General summary of his theology: This concept of God has him evolving in the world, co-dependent, and God needs us to evolve with him. God is not all-powerful and he cannot necessarily bring out what he wills. God works with us by luring us; to lure the cosmos and us to an ever-greater directedness, novelty, harmony, and fulfillment. God is not omniscient because the future is truly open. This is a facet is similar to the open theist’s concept of omniscience though the open theist typically affirms that omniscience is defined as God knowing everything in so long as it is possible for him to know it. A more modest case would simply be that omniscience is redefined.

God is seen as an actual and everlasting entity who is becoming (evolving) in potential as a being.

  • He supplies every entity with it’s initial entity and gives to all beings relevance
  • God needs the world as much as the world needs God
  • The consequent of the pole (physical or actual pole; contrast to potential or primordial pole), also called nature instead of pole, which receives or prehends, uses and is affected by the concrete entities of the world
Consider the lemniscate as an illustration of God’s and the world.

Left side

  • Potential and not actual (dotted line maybe)
  • Eternal objects
  • Primordial and mental

Right side

  • Consequent or physical pole
  • Relates to all actual entities, galaxies, stars, physics, etc.

God is absorbing in and through the consequent nature all good and evil valuations from all actual entities. Through creative prehension, in order to make all things and to turn all increasingly to the good, God transforms everything he took in through the consequent nature and re-injects it into the consequent world. God is seen as dynamic, growing, evolving, learning, and directing; also, in an organic relation to all entities in the world. Because God is not distinct from the world we can infer things about God from the world. As responsive and growing God too is partially created by the universe as he interacts in it. He hopefully creates good out of all occasions and persuasively lures to greater creativity and harmony, etc.

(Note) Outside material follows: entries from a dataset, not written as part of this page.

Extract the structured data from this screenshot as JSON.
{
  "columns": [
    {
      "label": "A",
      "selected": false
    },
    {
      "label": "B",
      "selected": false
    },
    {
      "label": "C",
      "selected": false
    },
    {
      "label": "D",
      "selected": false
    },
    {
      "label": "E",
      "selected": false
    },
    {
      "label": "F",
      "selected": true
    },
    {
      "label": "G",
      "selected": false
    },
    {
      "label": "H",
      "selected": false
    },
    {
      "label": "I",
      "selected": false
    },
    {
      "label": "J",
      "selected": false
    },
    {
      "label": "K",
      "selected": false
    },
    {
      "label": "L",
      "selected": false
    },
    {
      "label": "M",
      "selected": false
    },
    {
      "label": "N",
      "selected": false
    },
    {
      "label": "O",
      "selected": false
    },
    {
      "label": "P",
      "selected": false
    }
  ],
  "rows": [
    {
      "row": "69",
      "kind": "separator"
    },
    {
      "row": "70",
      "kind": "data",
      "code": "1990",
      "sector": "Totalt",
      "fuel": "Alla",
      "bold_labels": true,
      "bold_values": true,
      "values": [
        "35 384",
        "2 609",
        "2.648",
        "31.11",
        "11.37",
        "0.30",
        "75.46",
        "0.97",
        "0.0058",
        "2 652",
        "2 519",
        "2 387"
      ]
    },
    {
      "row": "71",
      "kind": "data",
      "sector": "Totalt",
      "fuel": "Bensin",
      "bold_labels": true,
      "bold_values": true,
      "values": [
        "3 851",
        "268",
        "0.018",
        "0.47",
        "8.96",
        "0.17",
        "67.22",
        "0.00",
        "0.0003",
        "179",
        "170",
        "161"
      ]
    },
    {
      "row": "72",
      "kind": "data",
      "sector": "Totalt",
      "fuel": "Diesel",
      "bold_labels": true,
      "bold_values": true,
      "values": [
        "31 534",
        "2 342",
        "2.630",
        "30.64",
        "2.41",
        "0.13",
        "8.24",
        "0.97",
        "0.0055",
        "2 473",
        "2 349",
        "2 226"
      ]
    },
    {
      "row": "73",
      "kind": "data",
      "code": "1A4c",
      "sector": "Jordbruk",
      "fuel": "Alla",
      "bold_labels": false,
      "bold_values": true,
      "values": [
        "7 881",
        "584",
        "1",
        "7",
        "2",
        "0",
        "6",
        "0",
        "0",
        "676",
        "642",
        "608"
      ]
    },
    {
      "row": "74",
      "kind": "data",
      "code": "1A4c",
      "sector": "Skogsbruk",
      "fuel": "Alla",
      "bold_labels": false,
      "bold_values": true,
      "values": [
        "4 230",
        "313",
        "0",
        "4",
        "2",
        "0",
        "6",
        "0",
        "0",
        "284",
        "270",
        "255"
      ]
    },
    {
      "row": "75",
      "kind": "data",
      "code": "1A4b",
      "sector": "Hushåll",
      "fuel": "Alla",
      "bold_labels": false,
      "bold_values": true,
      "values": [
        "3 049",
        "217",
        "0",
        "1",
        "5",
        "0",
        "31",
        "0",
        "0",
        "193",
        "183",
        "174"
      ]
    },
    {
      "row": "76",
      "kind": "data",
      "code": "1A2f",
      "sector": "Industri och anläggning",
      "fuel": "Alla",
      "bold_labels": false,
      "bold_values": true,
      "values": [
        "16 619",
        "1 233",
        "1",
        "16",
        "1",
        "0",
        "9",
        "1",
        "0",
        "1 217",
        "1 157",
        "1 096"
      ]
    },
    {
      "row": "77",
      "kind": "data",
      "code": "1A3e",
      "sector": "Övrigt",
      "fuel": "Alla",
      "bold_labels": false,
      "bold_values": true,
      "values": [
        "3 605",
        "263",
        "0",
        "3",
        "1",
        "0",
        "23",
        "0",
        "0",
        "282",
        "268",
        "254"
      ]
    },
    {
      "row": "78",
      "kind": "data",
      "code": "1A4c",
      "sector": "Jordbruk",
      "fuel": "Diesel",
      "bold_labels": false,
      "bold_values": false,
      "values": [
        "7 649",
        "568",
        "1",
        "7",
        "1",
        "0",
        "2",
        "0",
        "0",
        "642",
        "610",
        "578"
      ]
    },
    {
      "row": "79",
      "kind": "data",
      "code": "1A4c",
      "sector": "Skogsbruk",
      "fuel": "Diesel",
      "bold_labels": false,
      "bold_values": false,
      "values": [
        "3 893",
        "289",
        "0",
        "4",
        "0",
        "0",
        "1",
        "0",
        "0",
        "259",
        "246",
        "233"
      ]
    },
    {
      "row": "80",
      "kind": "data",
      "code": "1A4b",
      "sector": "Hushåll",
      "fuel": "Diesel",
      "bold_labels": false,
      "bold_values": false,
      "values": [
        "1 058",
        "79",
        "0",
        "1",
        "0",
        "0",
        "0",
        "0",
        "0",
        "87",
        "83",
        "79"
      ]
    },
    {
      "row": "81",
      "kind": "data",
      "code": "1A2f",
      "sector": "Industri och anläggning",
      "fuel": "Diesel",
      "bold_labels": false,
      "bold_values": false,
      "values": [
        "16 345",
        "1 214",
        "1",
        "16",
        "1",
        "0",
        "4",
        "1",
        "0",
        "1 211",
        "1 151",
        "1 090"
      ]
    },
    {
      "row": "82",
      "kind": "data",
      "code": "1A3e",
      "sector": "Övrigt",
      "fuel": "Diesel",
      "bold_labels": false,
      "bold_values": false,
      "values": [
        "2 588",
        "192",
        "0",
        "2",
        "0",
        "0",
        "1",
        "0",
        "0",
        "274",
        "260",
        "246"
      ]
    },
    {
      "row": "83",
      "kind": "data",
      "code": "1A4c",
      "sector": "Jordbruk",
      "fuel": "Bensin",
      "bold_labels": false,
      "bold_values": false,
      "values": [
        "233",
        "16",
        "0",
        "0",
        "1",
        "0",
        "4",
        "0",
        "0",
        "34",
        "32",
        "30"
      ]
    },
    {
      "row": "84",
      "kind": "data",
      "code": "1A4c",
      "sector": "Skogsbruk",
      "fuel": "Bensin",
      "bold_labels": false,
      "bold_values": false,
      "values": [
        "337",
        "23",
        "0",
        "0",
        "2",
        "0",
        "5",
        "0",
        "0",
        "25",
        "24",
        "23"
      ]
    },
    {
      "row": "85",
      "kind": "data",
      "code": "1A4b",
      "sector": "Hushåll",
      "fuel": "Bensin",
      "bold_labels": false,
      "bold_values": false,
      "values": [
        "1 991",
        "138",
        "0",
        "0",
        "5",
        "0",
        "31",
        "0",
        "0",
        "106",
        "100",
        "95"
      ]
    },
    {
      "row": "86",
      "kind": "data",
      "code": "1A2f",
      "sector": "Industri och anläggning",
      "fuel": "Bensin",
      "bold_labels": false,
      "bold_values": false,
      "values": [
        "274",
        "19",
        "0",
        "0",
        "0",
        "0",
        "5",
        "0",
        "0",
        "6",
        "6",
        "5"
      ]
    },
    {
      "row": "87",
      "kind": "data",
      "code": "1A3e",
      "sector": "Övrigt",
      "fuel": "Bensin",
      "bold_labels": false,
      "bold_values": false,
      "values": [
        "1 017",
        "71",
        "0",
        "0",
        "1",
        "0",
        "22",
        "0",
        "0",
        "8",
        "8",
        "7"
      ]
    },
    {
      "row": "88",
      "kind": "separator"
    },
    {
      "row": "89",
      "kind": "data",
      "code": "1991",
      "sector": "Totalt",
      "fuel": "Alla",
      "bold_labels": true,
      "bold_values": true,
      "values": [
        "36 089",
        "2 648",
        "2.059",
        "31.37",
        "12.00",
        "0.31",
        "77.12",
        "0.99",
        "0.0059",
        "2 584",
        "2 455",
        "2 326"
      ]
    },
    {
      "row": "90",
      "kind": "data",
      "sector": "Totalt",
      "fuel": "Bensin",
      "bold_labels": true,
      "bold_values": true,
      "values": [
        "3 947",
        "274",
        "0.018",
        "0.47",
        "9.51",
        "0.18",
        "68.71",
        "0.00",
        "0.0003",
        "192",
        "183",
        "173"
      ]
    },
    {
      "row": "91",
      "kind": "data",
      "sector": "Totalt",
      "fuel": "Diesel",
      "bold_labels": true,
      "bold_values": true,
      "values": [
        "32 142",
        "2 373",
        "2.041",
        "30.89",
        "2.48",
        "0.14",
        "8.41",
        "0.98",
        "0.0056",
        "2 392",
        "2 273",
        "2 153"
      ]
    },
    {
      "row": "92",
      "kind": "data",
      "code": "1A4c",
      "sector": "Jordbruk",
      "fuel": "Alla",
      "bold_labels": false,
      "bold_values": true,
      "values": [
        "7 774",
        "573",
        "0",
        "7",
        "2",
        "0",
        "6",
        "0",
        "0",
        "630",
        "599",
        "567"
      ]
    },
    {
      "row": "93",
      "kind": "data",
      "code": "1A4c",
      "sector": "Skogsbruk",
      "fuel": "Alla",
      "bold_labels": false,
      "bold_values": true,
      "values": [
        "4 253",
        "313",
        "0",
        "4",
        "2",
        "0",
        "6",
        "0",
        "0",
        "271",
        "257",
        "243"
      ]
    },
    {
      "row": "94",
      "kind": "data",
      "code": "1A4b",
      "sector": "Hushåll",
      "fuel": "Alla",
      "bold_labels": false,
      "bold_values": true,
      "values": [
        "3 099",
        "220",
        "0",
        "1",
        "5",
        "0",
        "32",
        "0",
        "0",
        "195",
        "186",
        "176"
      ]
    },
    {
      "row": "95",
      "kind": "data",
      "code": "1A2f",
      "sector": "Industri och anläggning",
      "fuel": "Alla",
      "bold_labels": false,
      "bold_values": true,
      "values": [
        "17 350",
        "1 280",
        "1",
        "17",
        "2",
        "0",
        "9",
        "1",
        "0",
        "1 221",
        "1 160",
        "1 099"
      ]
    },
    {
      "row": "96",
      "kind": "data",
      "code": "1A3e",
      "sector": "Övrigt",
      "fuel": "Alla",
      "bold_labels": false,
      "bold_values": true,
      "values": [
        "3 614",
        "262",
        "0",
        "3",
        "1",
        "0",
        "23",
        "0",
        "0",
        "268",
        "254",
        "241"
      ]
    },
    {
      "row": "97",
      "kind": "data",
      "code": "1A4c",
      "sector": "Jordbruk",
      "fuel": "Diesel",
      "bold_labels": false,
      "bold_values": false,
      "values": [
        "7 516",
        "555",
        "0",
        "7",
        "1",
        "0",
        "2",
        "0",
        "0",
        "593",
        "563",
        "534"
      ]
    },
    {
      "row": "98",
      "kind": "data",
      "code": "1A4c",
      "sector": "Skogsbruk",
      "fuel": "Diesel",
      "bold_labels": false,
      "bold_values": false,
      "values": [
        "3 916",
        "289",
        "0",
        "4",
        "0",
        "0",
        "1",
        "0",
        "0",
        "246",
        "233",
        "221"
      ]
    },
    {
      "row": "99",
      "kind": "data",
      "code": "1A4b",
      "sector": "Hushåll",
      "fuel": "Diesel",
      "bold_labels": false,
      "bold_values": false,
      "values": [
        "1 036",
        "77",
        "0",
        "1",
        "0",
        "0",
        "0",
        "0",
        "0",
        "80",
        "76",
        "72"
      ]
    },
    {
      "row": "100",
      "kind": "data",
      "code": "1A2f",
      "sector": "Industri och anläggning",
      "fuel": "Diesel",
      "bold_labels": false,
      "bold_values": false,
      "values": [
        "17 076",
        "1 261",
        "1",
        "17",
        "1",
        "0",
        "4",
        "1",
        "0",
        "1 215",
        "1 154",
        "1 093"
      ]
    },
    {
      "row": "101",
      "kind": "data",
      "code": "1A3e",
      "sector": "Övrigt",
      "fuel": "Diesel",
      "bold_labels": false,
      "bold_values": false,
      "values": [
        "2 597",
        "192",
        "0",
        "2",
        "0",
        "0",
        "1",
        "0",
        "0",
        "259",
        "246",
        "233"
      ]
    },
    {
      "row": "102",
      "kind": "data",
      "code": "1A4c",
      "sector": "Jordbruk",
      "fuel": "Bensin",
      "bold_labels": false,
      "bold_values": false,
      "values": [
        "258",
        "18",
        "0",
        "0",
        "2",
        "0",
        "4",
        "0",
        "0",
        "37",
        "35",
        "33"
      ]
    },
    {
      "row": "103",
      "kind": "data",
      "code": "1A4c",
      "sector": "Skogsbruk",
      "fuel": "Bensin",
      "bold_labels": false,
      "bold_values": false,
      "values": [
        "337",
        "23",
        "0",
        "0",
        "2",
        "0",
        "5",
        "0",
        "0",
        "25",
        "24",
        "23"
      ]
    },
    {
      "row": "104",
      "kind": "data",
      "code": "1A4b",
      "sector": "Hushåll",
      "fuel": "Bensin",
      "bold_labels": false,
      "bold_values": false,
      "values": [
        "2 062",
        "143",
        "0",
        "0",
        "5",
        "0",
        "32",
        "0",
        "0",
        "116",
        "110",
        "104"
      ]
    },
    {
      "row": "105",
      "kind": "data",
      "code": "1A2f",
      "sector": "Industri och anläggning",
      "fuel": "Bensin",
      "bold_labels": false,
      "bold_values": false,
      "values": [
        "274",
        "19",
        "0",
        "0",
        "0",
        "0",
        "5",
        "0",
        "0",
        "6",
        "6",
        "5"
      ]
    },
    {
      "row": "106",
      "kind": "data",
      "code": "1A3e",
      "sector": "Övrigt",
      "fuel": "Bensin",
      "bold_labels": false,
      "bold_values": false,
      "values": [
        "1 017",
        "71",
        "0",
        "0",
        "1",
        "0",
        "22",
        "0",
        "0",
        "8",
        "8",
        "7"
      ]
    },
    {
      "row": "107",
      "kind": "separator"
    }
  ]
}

Process is a view of reality as a whole. The world is dynamic, relational, and evolutionary. Time, process metaphysics, is not a single smooth flow but droplets or actual occasions. An actual occasion is the basic unit of reality. This actual occasion (currently understand as being Planck time, 10-43sec.) and it’s evaluation is prehended by the occasions that follow and personal human existence is wholly made up of these occasions dynamically. All of reality and it’s massive occasions are interrelated because the cosmic realm is a living whole (like an organism) then all things are vitally linked for ultimate actualization of possibilities. All reality, then, is an interrelated society of societies of occasions and all of things impact all other things—causal efficacy (not mechanical), understood as relational that which forms an organic whole. Ontorelations, a result of what exists as a result of relationships. From within all of this, God is lovingly seeking to lure the world to greater creativity… out of destructive chaos.

Positives about Cobb

  • Attempted to provide a way out of the problem of evil
  • Attempted to preserve libertarian human freedom
  • Integrates divine activity in the world and does not divorce them
  • God genuinely pursues relations with man and the created order

Negatives about Cobb

  • God becomes dependent on the world
  • God is not maximally perfect–seems to merely depict transcendent human properties and not fully infinite
  • God is no omnipotent–he cannot necessarily bring about what he wills
  • God is not omniscient
  • All of reality is rather mystic